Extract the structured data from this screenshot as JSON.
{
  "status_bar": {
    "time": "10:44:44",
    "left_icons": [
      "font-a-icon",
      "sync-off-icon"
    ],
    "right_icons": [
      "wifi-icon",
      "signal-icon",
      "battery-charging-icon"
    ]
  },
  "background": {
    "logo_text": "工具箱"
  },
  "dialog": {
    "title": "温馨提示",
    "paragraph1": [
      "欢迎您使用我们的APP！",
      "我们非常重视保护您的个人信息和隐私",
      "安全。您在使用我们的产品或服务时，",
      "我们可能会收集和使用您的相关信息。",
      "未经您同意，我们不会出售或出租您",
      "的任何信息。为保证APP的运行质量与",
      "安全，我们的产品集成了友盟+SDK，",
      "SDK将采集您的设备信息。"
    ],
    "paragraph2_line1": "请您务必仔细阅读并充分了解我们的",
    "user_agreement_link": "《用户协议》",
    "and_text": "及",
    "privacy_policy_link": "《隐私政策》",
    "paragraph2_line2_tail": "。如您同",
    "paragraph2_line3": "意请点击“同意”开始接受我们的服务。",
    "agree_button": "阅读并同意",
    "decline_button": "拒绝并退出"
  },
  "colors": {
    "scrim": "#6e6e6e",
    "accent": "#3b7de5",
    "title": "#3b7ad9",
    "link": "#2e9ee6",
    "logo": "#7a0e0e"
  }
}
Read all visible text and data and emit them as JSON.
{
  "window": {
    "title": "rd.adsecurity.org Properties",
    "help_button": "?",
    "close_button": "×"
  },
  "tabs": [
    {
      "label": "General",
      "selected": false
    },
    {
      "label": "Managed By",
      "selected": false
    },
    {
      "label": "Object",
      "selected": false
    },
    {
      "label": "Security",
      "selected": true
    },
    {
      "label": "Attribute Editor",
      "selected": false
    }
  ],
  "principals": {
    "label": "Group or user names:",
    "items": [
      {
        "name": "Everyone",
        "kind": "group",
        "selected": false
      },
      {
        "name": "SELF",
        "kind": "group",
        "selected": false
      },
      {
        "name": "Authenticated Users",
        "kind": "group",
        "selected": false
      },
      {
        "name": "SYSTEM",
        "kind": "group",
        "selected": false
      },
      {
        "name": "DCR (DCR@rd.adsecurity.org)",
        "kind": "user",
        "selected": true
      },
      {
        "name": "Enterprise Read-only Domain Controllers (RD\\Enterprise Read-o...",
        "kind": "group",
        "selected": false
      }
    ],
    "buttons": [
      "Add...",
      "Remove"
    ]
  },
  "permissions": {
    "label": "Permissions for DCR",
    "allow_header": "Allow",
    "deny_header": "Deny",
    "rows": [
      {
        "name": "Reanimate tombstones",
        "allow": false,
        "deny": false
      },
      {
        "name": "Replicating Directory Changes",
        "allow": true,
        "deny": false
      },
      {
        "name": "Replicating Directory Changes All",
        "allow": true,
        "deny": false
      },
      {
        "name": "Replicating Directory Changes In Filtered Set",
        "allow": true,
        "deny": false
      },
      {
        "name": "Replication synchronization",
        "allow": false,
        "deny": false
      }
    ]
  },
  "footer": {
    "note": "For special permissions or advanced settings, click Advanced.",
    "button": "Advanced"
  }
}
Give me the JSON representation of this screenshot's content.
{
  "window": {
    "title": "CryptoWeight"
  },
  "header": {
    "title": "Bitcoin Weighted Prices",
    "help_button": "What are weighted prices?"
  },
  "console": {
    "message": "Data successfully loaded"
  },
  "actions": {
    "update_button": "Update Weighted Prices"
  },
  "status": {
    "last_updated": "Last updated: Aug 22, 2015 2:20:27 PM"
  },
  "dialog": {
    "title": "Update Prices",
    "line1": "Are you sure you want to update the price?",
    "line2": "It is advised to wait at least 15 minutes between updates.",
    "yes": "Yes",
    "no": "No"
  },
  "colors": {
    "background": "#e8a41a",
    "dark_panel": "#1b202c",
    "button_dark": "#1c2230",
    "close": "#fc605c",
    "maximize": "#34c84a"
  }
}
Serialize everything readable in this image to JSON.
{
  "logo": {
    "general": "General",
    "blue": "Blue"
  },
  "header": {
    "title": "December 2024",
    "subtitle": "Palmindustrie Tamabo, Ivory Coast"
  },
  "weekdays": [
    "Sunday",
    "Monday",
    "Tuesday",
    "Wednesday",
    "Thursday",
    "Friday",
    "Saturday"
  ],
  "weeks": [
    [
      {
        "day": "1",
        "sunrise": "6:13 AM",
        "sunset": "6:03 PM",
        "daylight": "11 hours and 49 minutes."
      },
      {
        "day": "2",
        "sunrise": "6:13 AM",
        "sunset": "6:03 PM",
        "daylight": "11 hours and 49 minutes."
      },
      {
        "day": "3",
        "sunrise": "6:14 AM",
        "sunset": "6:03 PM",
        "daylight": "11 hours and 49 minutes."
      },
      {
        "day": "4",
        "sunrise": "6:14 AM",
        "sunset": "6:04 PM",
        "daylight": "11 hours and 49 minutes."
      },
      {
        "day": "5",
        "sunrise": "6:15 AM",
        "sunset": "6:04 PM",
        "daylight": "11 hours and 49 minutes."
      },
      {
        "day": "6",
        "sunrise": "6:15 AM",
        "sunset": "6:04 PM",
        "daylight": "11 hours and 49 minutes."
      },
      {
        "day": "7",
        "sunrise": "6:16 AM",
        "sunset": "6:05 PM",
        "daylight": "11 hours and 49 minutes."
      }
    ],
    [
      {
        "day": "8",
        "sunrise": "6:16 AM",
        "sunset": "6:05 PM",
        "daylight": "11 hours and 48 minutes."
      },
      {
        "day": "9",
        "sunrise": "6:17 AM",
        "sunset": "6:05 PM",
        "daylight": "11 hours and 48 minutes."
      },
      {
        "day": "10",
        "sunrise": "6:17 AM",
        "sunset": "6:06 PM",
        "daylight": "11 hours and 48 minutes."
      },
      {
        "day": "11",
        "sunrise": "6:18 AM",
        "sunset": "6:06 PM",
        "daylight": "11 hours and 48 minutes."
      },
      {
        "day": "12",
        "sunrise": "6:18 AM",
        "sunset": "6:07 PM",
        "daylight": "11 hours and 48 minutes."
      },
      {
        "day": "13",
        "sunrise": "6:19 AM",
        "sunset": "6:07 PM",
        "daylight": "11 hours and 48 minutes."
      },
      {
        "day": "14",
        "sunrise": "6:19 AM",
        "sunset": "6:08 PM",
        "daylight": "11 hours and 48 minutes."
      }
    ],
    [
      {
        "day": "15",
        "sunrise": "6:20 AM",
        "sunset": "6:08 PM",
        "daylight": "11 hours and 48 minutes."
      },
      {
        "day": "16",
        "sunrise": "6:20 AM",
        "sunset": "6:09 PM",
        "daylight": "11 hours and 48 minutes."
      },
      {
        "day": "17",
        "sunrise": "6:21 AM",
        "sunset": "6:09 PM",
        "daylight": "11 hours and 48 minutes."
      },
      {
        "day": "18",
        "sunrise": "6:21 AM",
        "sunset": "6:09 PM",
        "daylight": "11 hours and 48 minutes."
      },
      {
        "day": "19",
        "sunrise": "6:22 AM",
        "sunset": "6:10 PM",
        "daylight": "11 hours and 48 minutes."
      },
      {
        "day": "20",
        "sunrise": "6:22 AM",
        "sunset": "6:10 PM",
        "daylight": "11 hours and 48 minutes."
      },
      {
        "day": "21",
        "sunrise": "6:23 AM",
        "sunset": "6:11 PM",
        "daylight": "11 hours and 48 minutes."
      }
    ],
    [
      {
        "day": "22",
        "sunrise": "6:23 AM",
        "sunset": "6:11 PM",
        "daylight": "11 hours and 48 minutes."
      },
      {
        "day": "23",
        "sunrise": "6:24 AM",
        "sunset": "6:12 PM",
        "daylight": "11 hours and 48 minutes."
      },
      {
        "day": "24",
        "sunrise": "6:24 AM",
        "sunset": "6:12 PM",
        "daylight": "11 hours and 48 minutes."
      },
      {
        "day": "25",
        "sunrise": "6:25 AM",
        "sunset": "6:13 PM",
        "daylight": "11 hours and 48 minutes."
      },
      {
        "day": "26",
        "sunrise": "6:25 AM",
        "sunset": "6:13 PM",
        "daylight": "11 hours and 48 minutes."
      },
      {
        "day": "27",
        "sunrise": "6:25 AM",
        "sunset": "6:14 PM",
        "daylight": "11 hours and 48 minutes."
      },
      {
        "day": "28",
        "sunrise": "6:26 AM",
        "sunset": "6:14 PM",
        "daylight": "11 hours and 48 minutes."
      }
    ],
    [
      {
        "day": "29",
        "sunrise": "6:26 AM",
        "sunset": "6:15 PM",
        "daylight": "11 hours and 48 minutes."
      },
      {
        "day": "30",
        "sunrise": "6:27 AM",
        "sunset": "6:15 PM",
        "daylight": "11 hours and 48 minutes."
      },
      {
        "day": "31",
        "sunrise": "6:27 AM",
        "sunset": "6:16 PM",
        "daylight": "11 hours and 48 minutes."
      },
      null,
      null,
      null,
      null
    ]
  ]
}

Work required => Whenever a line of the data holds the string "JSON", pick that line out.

Written solution =>
Extract the structured data from this screenshot as JSON.
Read all visible text and data and emit them as JSON.
Give me the JSON representation of this screenshot's content.
Serialize everything readable in this image to JSON.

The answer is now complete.